(The data begins)
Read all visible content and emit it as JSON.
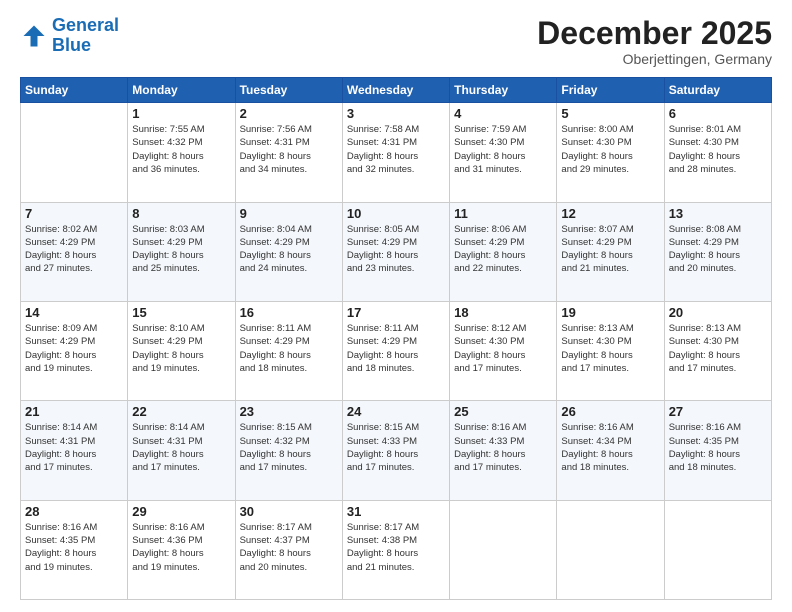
{
  "header": {
    "logo_line1": "General",
    "logo_line2": "Blue",
    "month": "December 2025",
    "location": "Oberjettingen, Germany"
  },
  "weekdays": [
    "Sunday",
    "Monday",
    "Tuesday",
    "Wednesday",
    "Thursday",
    "Friday",
    "Saturday"
  ],
  "weeks": [
    [
      {
        "day": "",
        "info": ""
      },
      {
        "day": "1",
        "info": "Sunrise: 7:55 AM\nSunset: 4:32 PM\nDaylight: 8 hours\nand 36 minutes."
      },
      {
        "day": "2",
        "info": "Sunrise: 7:56 AM\nSunset: 4:31 PM\nDaylight: 8 hours\nand 34 minutes."
      },
      {
        "day": "3",
        "info": "Sunrise: 7:58 AM\nSunset: 4:31 PM\nDaylight: 8 hours\nand 32 minutes."
      },
      {
        "day": "4",
        "info": "Sunrise: 7:59 AM\nSunset: 4:30 PM\nDaylight: 8 hours\nand 31 minutes."
      },
      {
        "day": "5",
        "info": "Sunrise: 8:00 AM\nSunset: 4:30 PM\nDaylight: 8 hours\nand 29 minutes."
      },
      {
        "day": "6",
        "info": "Sunrise: 8:01 AM\nSunset: 4:30 PM\nDaylight: 8 hours\nand 28 minutes."
      }
    ],
    [
      {
        "day": "7",
        "info": "Sunrise: 8:02 AM\nSunset: 4:29 PM\nDaylight: 8 hours\nand 27 minutes."
      },
      {
        "day": "8",
        "info": "Sunrise: 8:03 AM\nSunset: 4:29 PM\nDaylight: 8 hours\nand 25 minutes."
      },
      {
        "day": "9",
        "info": "Sunrise: 8:04 AM\nSunset: 4:29 PM\nDaylight: 8 hours\nand 24 minutes."
      },
      {
        "day": "10",
        "info": "Sunrise: 8:05 AM\nSunset: 4:29 PM\nDaylight: 8 hours\nand 23 minutes."
      },
      {
        "day": "11",
        "info": "Sunrise: 8:06 AM\nSunset: 4:29 PM\nDaylight: 8 hours\nand 22 minutes."
      },
      {
        "day": "12",
        "info": "Sunrise: 8:07 AM\nSunset: 4:29 PM\nDaylight: 8 hours\nand 21 minutes."
      },
      {
        "day": "13",
        "info": "Sunrise: 8:08 AM\nSunset: 4:29 PM\nDaylight: 8 hours\nand 20 minutes."
      }
    ],
    [
      {
        "day": "14",
        "info": "Sunrise: 8:09 AM\nSunset: 4:29 PM\nDaylight: 8 hours\nand 19 minutes."
      },
      {
        "day": "15",
        "info": "Sunrise: 8:10 AM\nSunset: 4:29 PM\nDaylight: 8 hours\nand 19 minutes."
      },
      {
        "day": "16",
        "info": "Sunrise: 8:11 AM\nSunset: 4:29 PM\nDaylight: 8 hours\nand 18 minutes."
      },
      {
        "day": "17",
        "info": "Sunrise: 8:11 AM\nSunset: 4:29 PM\nDaylight: 8 hours\nand 18 minutes."
      },
      {
        "day": "18",
        "info": "Sunrise: 8:12 AM\nSunset: 4:30 PM\nDaylight: 8 hours\nand 17 minutes."
      },
      {
        "day": "19",
        "info": "Sunrise: 8:13 AM\nSunset: 4:30 PM\nDaylight: 8 hours\nand 17 minutes."
      },
      {
        "day": "20",
        "info": "Sunrise: 8:13 AM\nSunset: 4:30 PM\nDaylight: 8 hours\nand 17 minutes."
      }
    ],
    [
      {
        "day": "21",
        "info": "Sunrise: 8:14 AM\nSunset: 4:31 PM\nDaylight: 8 hours\nand 17 minutes."
      },
      {
        "day": "22",
        "info": "Sunrise: 8:14 AM\nSunset: 4:31 PM\nDaylight: 8 hours\nand 17 minutes."
      },
      {
        "day": "23",
        "info": "Sunrise: 8:15 AM\nSunset: 4:32 PM\nDaylight: 8 hours\nand 17 minutes."
      },
      {
        "day": "24",
        "info": "Sunrise: 8:15 AM\nSunset: 4:33 PM\nDaylight: 8 hours\nand 17 minutes."
      },
      {
        "day": "25",
        "info": "Sunrise: 8:16 AM\nSunset: 4:33 PM\nDaylight: 8 hours\nand 17 minutes."
      },
      {
        "day": "26",
        "info": "Sunrise: 8:16 AM\nSunset: 4:34 PM\nDaylight: 8 hours\nand 18 minutes."
      },
      {
        "day": "27",
        "info": "Sunrise: 8:16 AM\nSunset: 4:35 PM\nDaylight: 8 hours\nand 18 minutes."
      }
    ],
    [
      {
        "day": "28",
        "info": "Sunrise: 8:16 AM\nSunset: 4:35 PM\nDaylight: 8 hours\nand 19 minutes."
      },
      {
        "day": "29",
        "info": "Sunrise: 8:16 AM\nSunset: 4:36 PM\nDaylight: 8 hours\nand 19 minutes."
      },
      {
        "day": "30",
        "info": "Sunrise: 8:17 AM\nSunset: 4:37 PM\nDaylight: 8 hours\nand 20 minutes."
      },
      {
        "day": "31",
        "info": "Sunrise: 8:17 AM\nSunset: 4:38 PM\nDaylight: 8 hours\nand 21 minutes."
      },
      {
        "day": "",
        "info": ""
      },
      {
        "day": "",
        "info": ""
      },
      {
        "day": "",
        "info": ""
      }
    ]
  ]
}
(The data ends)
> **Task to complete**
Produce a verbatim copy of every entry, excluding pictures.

> **Completed exercise**
Read all visible content and emit it as JSON.
{
  "header": {
    "logo_line1": "General",
    "logo_line2": "Blue",
    "month": "December 2025",
    "location": "Oberjettingen, Germany"
  },
  "weekdays": [
    "Sunday",
    "Monday",
    "Tuesday",
    "Wednesday",
    "Thursday",
    "Friday",
    "Saturday"
  ],
  "weeks": [
    [
      {
        "day": "",
        "info": ""
      },
      {
        "day": "1",
        "info": "Sunrise: 7:55 AM\nSunset: 4:32 PM\nDaylight: 8 hours\nand 36 minutes."
      },
      {
        "day": "2",
        "info": "Sunrise: 7:56 AM\nSunset: 4:31 PM\nDaylight: 8 hours\nand 34 minutes."
      },
      {
        "day": "3",
        "info": "Sunrise: 7:58 AM\nSunset: 4:31 PM\nDaylight: 8 hours\nand 32 minutes."
      },
      {
        "day": "4",
        "info": "Sunrise: 7:59 AM\nSunset: 4:30 PM\nDaylight: 8 hours\nand 31 minutes."
      },
      {
        "day": "5",
        "info": "Sunrise: 8:00 AM\nSunset: 4:30 PM\nDaylight: 8 hours\nand 29 minutes."
      },
      {
        "day": "6",
        "info": "Sunrise: 8:01 AM\nSunset: 4:30 PM\nDaylight: 8 hours\nand 28 minutes."
      }
    ],
    [
      {
        "day": "7",
        "info": "Sunrise: 8:02 AM\nSunset: 4:29 PM\nDaylight: 8 hours\nand 27 minutes."
      },
      {
        "day": "8",
        "info": "Sunrise: 8:03 AM\nSunset: 4:29 PM\nDaylight: 8 hours\nand 25 minutes."
      },
      {
        "day": "9",
        "info": "Sunrise: 8:04 AM\nSunset: 4:29 PM\nDaylight: 8 hours\nand 24 minutes."
      },
      {
        "day": "10",
        "info": "Sunrise: 8:05 AM\nSunset: 4:29 PM\nDaylight: 8 hours\nand 23 minutes."
      },
      {
        "day": "11",
        "info": "Sunrise: 8:06 AM\nSunset: 4:29 PM\nDaylight: 8 hours\nand 22 minutes."
      },
      {
        "day": "12",
        "info": "Sunrise: 8:07 AM\nSunset: 4:29 PM\nDaylight: 8 hours\nand 21 minutes."
      },
      {
        "day": "13",
        "info": "Sunrise: 8:08 AM\nSunset: 4:29 PM\nDaylight: 8 hours\nand 20 minutes."
      }
    ],
    [
      {
        "day": "14",
        "info": "Sunrise: 8:09 AM\nSunset: 4:29 PM\nDaylight: 8 hours\nand 19 minutes."
      },
      {
        "day": "15",
        "info": "Sunrise: 8:10 AM\nSunset: 4:29 PM\nDaylight: 8 hours\nand 19 minutes."
      },
      {
        "day": "16",
        "info": "Sunrise: 8:11 AM\nSunset: 4:29 PM\nDaylight: 8 hours\nand 18 minutes."
      },
      {
        "day": "17",
        "info": "Sunrise: 8:11 AM\nSunset: 4:29 PM\nDaylight: 8 hours\nand 18 minutes."
      },
      {
        "day": "18",
        "info": "Sunrise: 8:12 AM\nSunset: 4:30 PM\nDaylight: 8 hours\nand 17 minutes."
      },
      {
        "day": "19",
        "info": "Sunrise: 8:13 AM\nSunset: 4:30 PM\nDaylight: 8 hours\nand 17 minutes."
      },
      {
        "day": "20",
        "info": "Sunrise: 8:13 AM\nSunset: 4:30 PM\nDaylight: 8 hours\nand 17 minutes."
      }
    ],
    [
      {
        "day": "21",
        "info": "Sunrise: 8:14 AM\nSunset: 4:31 PM\nDaylight: 8 hours\nand 17 minutes."
      },
      {
        "day": "22",
        "info": "Sunrise: 8:14 AM\nSunset: 4:31 PM\nDaylight: 8 hours\nand 17 minutes."
      },
      {
        "day": "23",
        "info": "Sunrise: 8:15 AM\nSunset: 4:32 PM\nDaylight: 8 hours\nand 17 minutes."
      },
      {
        "day": "24",
        "info": "Sunrise: 8:15 AM\nSunset: 4:33 PM\nDaylight: 8 hours\nand 17 minutes."
      },
      {
        "day": "25",
        "info": "Sunrise: 8:16 AM\nSunset: 4:33 PM\nDaylight: 8 hours\nand 17 minutes."
      },
      {
        "day": "26",
        "info": "Sunrise: 8:16 AM\nSunset: 4:34 PM\nDaylight: 8 hours\nand 18 minutes."
      },
      {
        "day": "27",
        "info": "Sunrise: 8:16 AM\nSunset: 4:35 PM\nDaylight: 8 hours\nand 18 minutes."
      }
    ],
    [
      {
        "day": "28",
        "info": "Sunrise: 8:16 AM\nSunset: 4:35 PM\nDaylight: 8 hours\nand 19 minutes."
      },
      {
        "day": "29",
        "info": "Sunrise: 8:16 AM\nSunset: 4:36 PM\nDaylight: 8 hours\nand 19 minutes."
      },
      {
        "day": "30",
        "info": "Sunrise: 8:17 AM\nSunset: 4:37 PM\nDaylight: 8 hours\nand 20 minutes."
      },
      {
        "day": "31",
        "info": "Sunrise: 8:17 AM\nSunset: 4:38 PM\nDaylight: 8 hours\nand 21 minutes."
      },
      {
        "day": "",
        "info": ""
      },
      {
        "day": "",
        "info": ""
      },
      {
        "day": "",
        "info": ""
      }
    ]
  ]
}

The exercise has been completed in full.